Electrolyte levels are not something a lot of us pay attention to. In fact, not many of us even know what electrolytes are.
Simply put, electrolytes are minerals commonly found in the body, like potassium, magnesium and sodium. They are also found in many of the foods we eat and the fluids we drink.
They’re easy to gain, but they are also easy to lose. What’s worse is that you can develop an electrolyte imbalance, leading to a range of problems.
Electrolytes serve key functions in the human body, such as aiding in nerve and muscle function. The more electrolytes we have and the better they’re balanced, the healthier we are.
We all lose a good bit of electrolytes during warmer months through sweat, and everyone working out is sure to lose a lot of electrolytes. And there are many other ways in which an imbalance can occur.
Certain foods you eat can attribute to an electrolyte imbalance, but it’s rare that your diet alone would be the culprit for such a disorder. However, it is not impossible, and diets consisting of little nutritional value, such as diets high in junk/processed foods, can limit your intake of essential minerals and attribute to an overall imbalance in your system.
Exercise is another factor that, while causing you to lose a lot of electrolytes, will not usually be the primary culprit in an imbalance. However, like with the dieting choices, it is not impossible, especially—“only” may be a more correct way to look at it—if you’re not replenishing electrolytes in their proper amount after exercising.
Some of the more common causes of an electrolyte imbalance include:
- Bad burns
- Starvation acidosis
- Renal tubular acidosis
- Alcoholic ketoacidosis
- Diabetic ketoacidosis
- Pancreatic fistula
- Chronic diarrhea
- Heart arrhythmia
There are many different symptoms that can come from this form of imbalance.
Here are some examples of the most common:
- Extreme fatigue: feeling tired all day, even after receiving ample sleep and even after eating meals; a weak feeling as if you can’t make it through ordinary tasks.
- Bloating: a feeling of weight gain around the belly area, sometimes visibly noticeable.

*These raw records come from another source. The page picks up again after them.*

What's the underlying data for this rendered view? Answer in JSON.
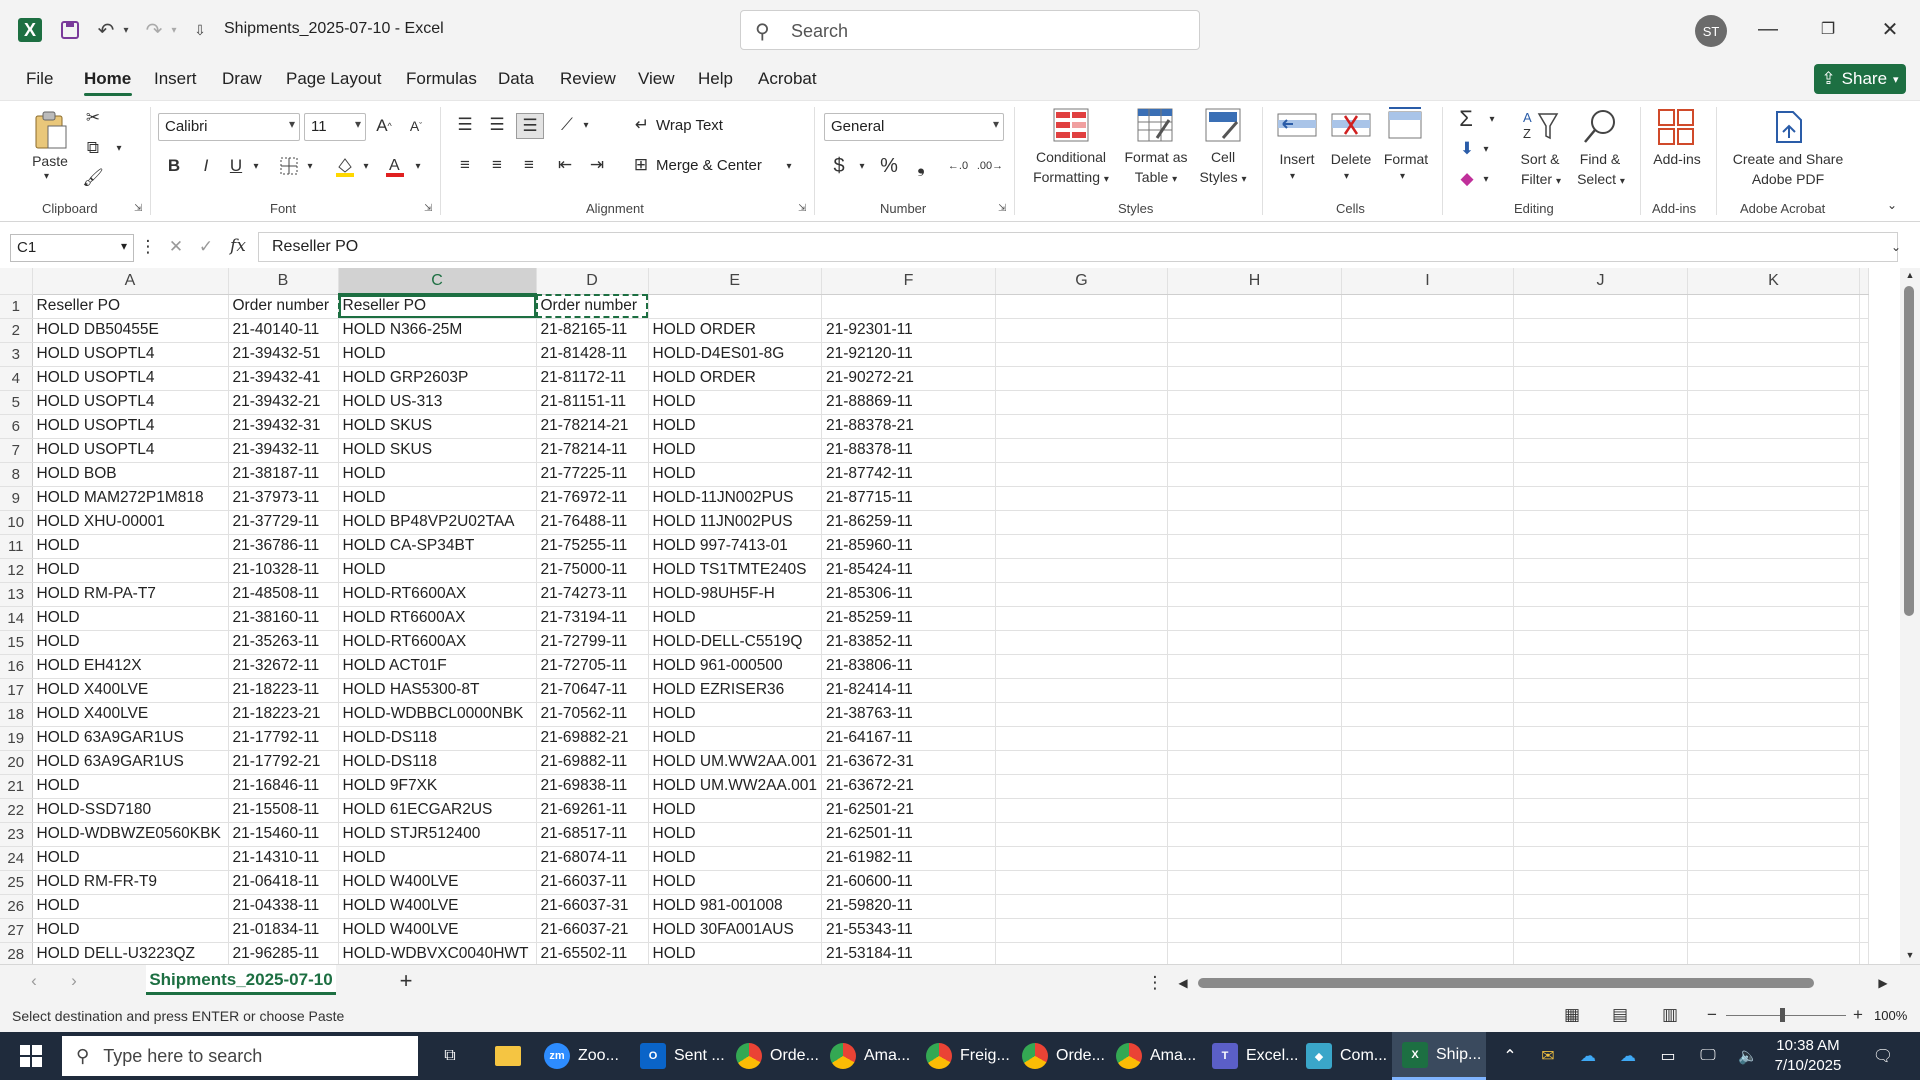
{
  "title_bar": {
    "document_title": "Shipments_2025-07-10  -  Excel",
    "search_placeholder": "Search",
    "avatar_initials": "ST"
  },
  "menu": {
    "items": [
      "File",
      "Home",
      "Insert",
      "Draw",
      "Page Layout",
      "Formulas",
      "Data",
      "Review",
      "View",
      "Help",
      "Acrobat"
    ],
    "active": "Home",
    "share_label": "Share"
  },
  "ribbon": {
    "clipboard": {
      "paste": "Paste",
      "group": "Clipboard"
    },
    "font": {
      "name": "Calibri",
      "size": "11",
      "group": "Font"
    },
    "alignment": {
      "wrap_text": "Wrap Text",
      "merge_center": "Merge & Center",
      "group": "Alignment"
    },
    "number": {
      "format": "General",
      "group": "Number"
    },
    "styles": {
      "conditional_1": "Conditional",
      "conditional_2": "Formatting",
      "format_table_1": "Format as",
      "format_table_2": "Table",
      "cell_styles_1": "Cell",
      "cell_styles_2": "Styles",
      "group": "Styles"
    },
    "cells": {
      "insert": "Insert",
      "delete": "Delete",
      "format": "Format",
      "group": "Cells"
    },
    "editing": {
      "sort_1": "Sort &",
      "sort_2": "Filter",
      "find_1": "Find &",
      "find_2": "Select",
      "group": "Editing"
    },
    "addins": {
      "label": "Add-ins",
      "group": "Add-ins"
    },
    "acrobat": {
      "label_1": "Create and Share",
      "label_2": "Adobe PDF",
      "group": "Adobe Acrobat"
    }
  },
  "formula_bar": {
    "name_box": "C1",
    "content": "Reseller PO"
  },
  "grid": {
    "columns": [
      "A",
      "B",
      "C",
      "D",
      "E",
      "F",
      "G",
      "H",
      "I",
      "J",
      "K"
    ],
    "rows": [
      [
        "Reseller PO",
        "Order number",
        "Reseller PO",
        "Order number",
        "",
        ""
      ],
      [
        "HOLD DB50455E",
        "21-40140-11",
        "HOLD N366-25M",
        "21-82165-11",
        "HOLD ORDER",
        "21-92301-11"
      ],
      [
        "HOLD USOPTL4",
        "21-39432-51",
        "HOLD",
        "21-81428-11",
        "HOLD-D4ES01-8G",
        "21-92120-11"
      ],
      [
        "HOLD USOPTL4",
        "21-39432-41",
        "HOLD GRP2603P",
        "21-81172-11",
        "HOLD ORDER",
        "21-90272-21"
      ],
      [
        "HOLD USOPTL4",
        "21-39432-21",
        "HOLD US-313",
        "21-81151-11",
        "HOLD",
        "21-88869-11"
      ],
      [
        "HOLD USOPTL4",
        "21-39432-31",
        "HOLD SKUS",
        "21-78214-21",
        "HOLD",
        "21-88378-21"
      ],
      [
        "HOLD USOPTL4",
        "21-39432-11",
        "HOLD SKUS",
        "21-78214-11",
        "HOLD",
        "21-88378-11"
      ],
      [
        "HOLD BOB",
        "21-38187-11",
        "HOLD",
        "21-77225-11",
        "HOLD",
        "21-87742-11"
      ],
      [
        "HOLD MAM272P1M818",
        "21-37973-11",
        "HOLD",
        "21-76972-11",
        "HOLD-11JN002PUS",
        "21-87715-11"
      ],
      [
        "HOLD XHU-00001",
        "21-37729-11",
        "HOLD BP48VP2U02TAA",
        "21-76488-11",
        "HOLD 11JN002PUS",
        "21-86259-11"
      ],
      [
        "HOLD",
        "21-36786-11",
        "HOLD CA-SP34BT",
        "21-75255-11",
        "HOLD 997-7413-01",
        "21-85960-11"
      ],
      [
        "HOLD",
        "21-10328-11",
        "HOLD",
        "21-75000-11",
        "HOLD TS1TMTE240S",
        "21-85424-11"
      ],
      [
        "HOLD RM-PA-T7",
        "21-48508-11",
        "HOLD-RT6600AX",
        "21-74273-11",
        "HOLD-98UH5F-H",
        "21-85306-11"
      ],
      [
        "HOLD",
        "21-38160-11",
        "HOLD RT6600AX",
        "21-73194-11",
        "HOLD",
        "21-85259-11"
      ],
      [
        "HOLD",
        "21-35263-11",
        "HOLD-RT6600AX",
        "21-72799-11",
        "HOLD-DELL-C5519Q",
        "21-83852-11"
      ],
      [
        "HOLD EH412X",
        "21-32672-11",
        "HOLD ACT01F",
        "21-72705-11",
        "HOLD 961-000500",
        "21-83806-11"
      ],
      [
        "HOLD X400LVE",
        "21-18223-11",
        "HOLD HAS5300-8T",
        "21-70647-11",
        "HOLD EZRISER36",
        "21-82414-11"
      ],
      [
        "HOLD X400LVE",
        "21-18223-21",
        "HOLD-WDBBCL0000NBK",
        "21-70562-11",
        "HOLD",
        "21-38763-11"
      ],
      [
        "HOLD 63A9GAR1US",
        "21-17792-11",
        "HOLD-DS118",
        "21-69882-21",
        "HOLD",
        "21-64167-11"
      ],
      [
        "HOLD 63A9GAR1US",
        "21-17792-21",
        "HOLD-DS118",
        "21-69882-11",
        "HOLD UM.WW2AA.001",
        "21-63672-31"
      ],
      [
        "HOLD",
        "21-16846-11",
        "HOLD 9F7XK",
        "21-69838-11",
        "HOLD UM.WW2AA.001",
        "21-63672-21"
      ],
      [
        "HOLD-SSD7180",
        "21-15508-11",
        "HOLD 61ECGAR2US",
        "21-69261-11",
        "HOLD",
        "21-62501-21"
      ],
      [
        "HOLD-WDBWZE0560KBK",
        "21-15460-11",
        "HOLD STJR512400",
        "21-68517-11",
        "HOLD",
        "21-62501-11"
      ],
      [
        "HOLD",
        "21-14310-11",
        "HOLD",
        "21-68074-11",
        "HOLD",
        "21-61982-11"
      ],
      [
        "HOLD RM-FR-T9",
        "21-06418-11",
        "HOLD W400LVE",
        "21-66037-11",
        "HOLD",
        "21-60600-11"
      ],
      [
        "HOLD",
        "21-04338-11",
        "HOLD W400LVE",
        "21-66037-31",
        "HOLD 981-001008",
        "21-59820-11"
      ],
      [
        "HOLD",
        "21-01834-11",
        "HOLD W400LVE",
        "21-66037-21",
        "HOLD 30FA001AUS",
        "21-55343-11"
      ],
      [
        "HOLD DELL-U3223QZ",
        "21-96285-11",
        "HOLD-WDBVXC0040HWT",
        "21-65502-11",
        "HOLD",
        "21-53184-11"
      ]
    ]
  },
  "sheet_tabs": {
    "active": "Shipments_2025-07-10",
    "add": "+"
  },
  "status": {
    "message": "Select destination and press ENTER or choose Paste",
    "zoom": "100%"
  },
  "taskbar": {
    "search": "Type here to search",
    "apps": [
      "Zoo...",
      "Sent ...",
      "Orde...",
      "Ama...",
      "Freig...",
      "Orde...",
      "Ama...",
      "Excel...",
      "Com...",
      "Ship..."
    ],
    "time": "10:38 AM",
    "date": "7/10/2025"
  },
  "colors": {
    "accent": "#1d6f42",
    "taskbar": "#1f2b3c"
  }
}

- Dizziness/headaches: sudden and recurring headaches, moderate to severe, seeming to persist even after medication; sudden and recurring lightheadedness upon standing or sometimes out of the blue while seated.
- Focusing problems: trouble focusing on any single task; confusion created and the proverbial “lost” feeling.
- Memory problems: short-term memory gaps – i.e. going to the kitchen and then forgetting what you’re there for.
- Irritability: a feeling of bubbling anger; not being able to handle minor annoyances or even everyday occurrences without becoming tetchy.
- Constipation/indigestion: chronic bouts of either or both constipation and indigestion.
- Muscle twitching: excessive muscle twitches even while at complete rest.
- High blood pressure/heartbeat irregularities
Depending on the type of diet you are already on, fresh fruits might be prohibited. But if you’re suffering an electrolyte imbalance, it’s essential that you eat plenty of fresh fruits and veggies – just live with the carbs in this case.
All fruits, especially water-laded fruits like watermelon and pineapple, carry a lot of electrolytes. Eating fresh fruits and veggies will help to replenish these minerals and keep them balanced in your body.
Some people like to chug their water right after working out. This can be a bad idea. Right after a workout, your body is still running high and causing you to lose electrolytes. More water drank means more sweat when you’re hot, so be sure to cool down before drinking water.
Even though you will find plenty of electrolytes in many fruits and veggies, not to mention the wide array of sports drinks out there, some minerals are always harder to replace than others. Nutritional supplements providing magnesium may be a great way to replenish electrolytes and to keep them balanced.